By Nadin Abbott
Photos by Tom and Nadin Abbott
July 15, 2012 (San Diego) -- Comic book authors and artists from East County and across our region were among the throngs seeking to meet fans, sell their works, and attend the esteemed Iesner Awards.
Billy Martinez is a local artist from La Mesa. Owner of Neko Press http://www.nekopresscomics.com/index.shtml , he also runs an art school, which started in 1993.
Martinez is both self taught and trained. He started drawing at six years old and has been in the field for twenty years. He has drawn for hot properties like "Hellboy," and "Family Guy."
What inspired him early on? He read Jack Kirby and enjoyed Marvel Comics a lot.

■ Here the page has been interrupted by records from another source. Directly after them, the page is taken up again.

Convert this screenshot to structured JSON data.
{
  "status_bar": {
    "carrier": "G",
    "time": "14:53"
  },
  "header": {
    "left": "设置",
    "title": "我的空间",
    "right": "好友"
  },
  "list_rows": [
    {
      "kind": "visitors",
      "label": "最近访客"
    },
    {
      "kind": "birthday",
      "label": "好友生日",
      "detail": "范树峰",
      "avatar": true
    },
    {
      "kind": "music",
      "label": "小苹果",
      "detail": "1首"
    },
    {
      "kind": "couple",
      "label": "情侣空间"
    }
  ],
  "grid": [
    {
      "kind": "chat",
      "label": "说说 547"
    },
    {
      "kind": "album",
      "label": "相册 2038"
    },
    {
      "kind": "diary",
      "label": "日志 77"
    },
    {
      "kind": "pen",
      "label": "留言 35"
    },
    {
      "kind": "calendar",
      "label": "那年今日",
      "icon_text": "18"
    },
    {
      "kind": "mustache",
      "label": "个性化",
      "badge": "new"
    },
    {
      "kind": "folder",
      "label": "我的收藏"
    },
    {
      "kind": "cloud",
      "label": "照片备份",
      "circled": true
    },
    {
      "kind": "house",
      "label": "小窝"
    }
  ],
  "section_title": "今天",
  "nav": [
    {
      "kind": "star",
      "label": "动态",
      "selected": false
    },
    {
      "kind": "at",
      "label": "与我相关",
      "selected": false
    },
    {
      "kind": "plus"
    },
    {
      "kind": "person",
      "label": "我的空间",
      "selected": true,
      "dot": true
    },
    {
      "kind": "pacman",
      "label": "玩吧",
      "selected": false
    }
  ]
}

If you cannot get to Comic- Con, you can enjoy his work at his upcoming show on July 20th, at "The San Diego Art Dept." This will be held at the 3830 Ray Street in San Diego. 619-299-4278.
Eric Shanower is also a local artist based at the Redwood Village, which is at University and 158th. He is a winner of several Eisner awards, which would be like a Golden Globe award in the comic book industry.
One of his works is the continuing series "The Age of Bronze," This is a retelling of the Trojan War in comic form. Shanower has set all the artwork in the 13th B.C.E. Homer's Iliad is one "of the oldest stories and does not go out of style." He also added that as "comic form it is readily accessible."
He also helped publish "No Straight Lines: 40 Years of Queer Comics." He has had no negative reactions to his work, he said. ECM specifically asked about the voluntary Comic Code, a product of the McCarthy era, which is now gone.
His creative talents have also been applied to adaptations for the visual form of the Oz stories, by L. Frank Baum. For this he is the writer, not the illustrator. For the "Age of Bronze" he is both the writer and illustrator. "Age of Bronze" is published by Image and can be found at major online retailers and local comic shops. There’s even an IPad app for it.
The Oz adaptations were picked up by Marvel, one of the largest publishers in the industry.
Melissa Uran and Batton Lash run Supernatural Law in the College area near SDSU. This comic series has a very interesting premise, "Who's scarier than Frakenstein? His attorneys." These attorneys, Wolf and Byrd, take cases from monsters and other supernatural creatures that are having their rights violated.
It is a way to humorously tackle social issues. For example, one of their cases involves two monsters who were born in a lab, but were forbidden to marry. The lawyers take on the case and in the end win for them.
Lash has never participated in the Comic-Con, and the only time he had any backlash was when he was actually doing political cartoons. As a comic artist he "can fly under the radar."
Another parody of his took on the IRS with a parody of "The Terminator." Money is so scarce in the future that the IRS sends agents to the past to collect taxes.
His work can also be found at online retailers or local comic retailers.
Like Martinez, both artists started drawing early on and it became a life time avocation.
For more information, visit http://www.exhibitapress.com/